Earlier this summer, I read and blogged about a pre-publication Q&A with Judith M. Hockman about The Writing Revolution, a book she coauthored with Natalie Wexler. The article piqued my curiosity enough to order the book sight unseen.
I started reading it the evening it arrived.
Hockman comes with the perspective of a K-12 educator who enjoys the hope, if not the actuality, that all teachers in the school help teach writing to every student every year. Wexler is an educational journalist with a law background and experience tutoring reading and writing in high-poverty Washington, DC schools.
By contrast, I come with the perspective of a college instructor expected to take students with no training in writing, remediate their deficiencies, as have doing writing college-level writing within five, eight or 15 weeks, depending on the college. Despite those different perspectives, we are in substantial agreement on how to teach writing.
Writing Revolution‘s Six Principles
The method taught in the The Writing Revolution rests on six principles.
Principle 1: Students need explicit instruction in writing, beginning in the early elementary grades.
It might be well to add, “and continuing throughout high school.”
Principle 2: Sentences are building blocks of all writing.
Very true. When students reach me without having explicit instruction at the sentence level, I have about as much chance of teaching them to do college level writing as James Mattis has of getting Donald Trump to stop tweeting.
Principle 3: When embedded in the content of the curriculum, writing instruction is a powerful teaching tool.
Embedded writing instruction doubles the value of the instruction by helping students master the non-writing content in which it is embedded. When students have to write about their course content, they may not like the tasks, but they don’t regard them as bogus.
Principle 4: The content of the curriculum drives the rigor of the writing.
Writers must have something to write about: Having students write about their course content gives them something that’s worthwhile to write about.
The authors believe, as I do, that having students do expository writing on topics that draw only on their personal opinions and experiences is a wasted opportunity to boost students’ learning of both writing and the subjects they are studying.

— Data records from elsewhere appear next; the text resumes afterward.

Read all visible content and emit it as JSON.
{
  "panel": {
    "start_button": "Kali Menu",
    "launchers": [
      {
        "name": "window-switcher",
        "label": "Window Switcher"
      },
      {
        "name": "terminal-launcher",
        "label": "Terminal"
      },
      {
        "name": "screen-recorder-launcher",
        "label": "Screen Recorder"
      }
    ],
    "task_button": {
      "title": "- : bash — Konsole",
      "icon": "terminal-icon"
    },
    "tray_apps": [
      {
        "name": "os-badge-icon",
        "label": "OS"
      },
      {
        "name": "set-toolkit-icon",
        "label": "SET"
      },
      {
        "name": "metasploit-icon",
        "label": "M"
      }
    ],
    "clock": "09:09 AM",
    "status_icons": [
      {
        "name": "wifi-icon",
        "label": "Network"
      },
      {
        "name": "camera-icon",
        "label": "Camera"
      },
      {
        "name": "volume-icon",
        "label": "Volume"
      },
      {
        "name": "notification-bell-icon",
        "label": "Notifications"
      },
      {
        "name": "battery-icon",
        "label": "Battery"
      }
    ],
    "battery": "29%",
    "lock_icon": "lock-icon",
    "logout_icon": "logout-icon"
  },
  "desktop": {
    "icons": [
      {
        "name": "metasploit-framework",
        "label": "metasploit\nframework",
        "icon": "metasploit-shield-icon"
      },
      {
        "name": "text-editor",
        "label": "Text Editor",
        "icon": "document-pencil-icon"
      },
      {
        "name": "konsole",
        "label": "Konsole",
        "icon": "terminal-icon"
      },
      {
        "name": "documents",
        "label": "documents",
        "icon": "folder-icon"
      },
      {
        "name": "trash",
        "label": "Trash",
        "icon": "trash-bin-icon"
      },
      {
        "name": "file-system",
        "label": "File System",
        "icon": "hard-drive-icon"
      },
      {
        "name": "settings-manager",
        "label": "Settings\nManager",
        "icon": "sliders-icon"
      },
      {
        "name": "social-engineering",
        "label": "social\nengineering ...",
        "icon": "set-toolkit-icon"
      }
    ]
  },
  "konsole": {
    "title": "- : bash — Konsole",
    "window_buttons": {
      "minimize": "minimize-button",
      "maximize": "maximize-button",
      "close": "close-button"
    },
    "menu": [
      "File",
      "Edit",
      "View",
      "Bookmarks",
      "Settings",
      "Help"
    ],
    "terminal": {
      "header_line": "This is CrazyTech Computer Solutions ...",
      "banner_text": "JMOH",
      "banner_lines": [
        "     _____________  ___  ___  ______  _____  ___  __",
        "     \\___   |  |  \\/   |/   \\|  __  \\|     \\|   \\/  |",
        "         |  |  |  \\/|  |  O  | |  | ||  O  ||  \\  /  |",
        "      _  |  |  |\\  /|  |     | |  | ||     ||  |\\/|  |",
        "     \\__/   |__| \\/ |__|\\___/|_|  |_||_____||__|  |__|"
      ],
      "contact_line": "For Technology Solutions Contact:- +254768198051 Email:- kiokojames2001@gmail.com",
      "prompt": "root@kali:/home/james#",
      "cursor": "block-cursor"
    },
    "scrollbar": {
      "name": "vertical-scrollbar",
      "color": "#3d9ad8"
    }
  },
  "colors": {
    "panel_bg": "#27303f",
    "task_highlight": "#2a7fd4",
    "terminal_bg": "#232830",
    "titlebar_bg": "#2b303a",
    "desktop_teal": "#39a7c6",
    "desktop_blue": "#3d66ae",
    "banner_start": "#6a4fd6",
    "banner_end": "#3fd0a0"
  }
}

Principle 5: Grammar is best taught in the context of student writing.
Grammar exercises and worksheets pulled from the Internet don’t cut it. If we want students to write grammatically, they have to be taught grammar as they write their own sentences.
Principle 6: The two most important phases of the writing process are planning and revising.
Planning is the part of the writing process the poorest writers tend to skip, but it’s the part of the writing process that pays the greatest dividends. The better the planning, the less need there is for students to revise at the macro level. Revising at the sentence level is far less strenuous.
The devil’s in the implementation
On the whole, I found The Writing Revolution‘s procedures workable; a couple of the sentence-level activities made such good sense, I wished I’d thought of them. (Since I didn’t, I’ll borrow the ideas.)
Based on my interaction with teachers looking for a way to enable students to write better, I think getting people to read the book and follow the program is going to be a tough slog. The authors’ comments in final chapter “Putting the Revolution into Practice” suggest that they’re aware of this.
The problem with a method of teaching writing that doesn’t follow a script is that it puts the onus on teachers to make the thing work.
There’s the rub.
There is always a risk that the teacher will not be able to pull it off.
Teaching writing without a script isn’t a safe activity—at least it doesn’t feel safe the first time a teacher tries.
Teachers not only have to know how to fit their content to the pattern, but they also need to feel confident they can do so. Without experience of successfully attempting similar challenges, many teachers will be reluctant to commit to a program that requires serious effort without a guarantee of success.
It’s easier to teach students to write than it is to convince teachers that they can teach students to write.
If Hockman and Wexler can convince teachers to put in the effort to use their program, that would be a revolution.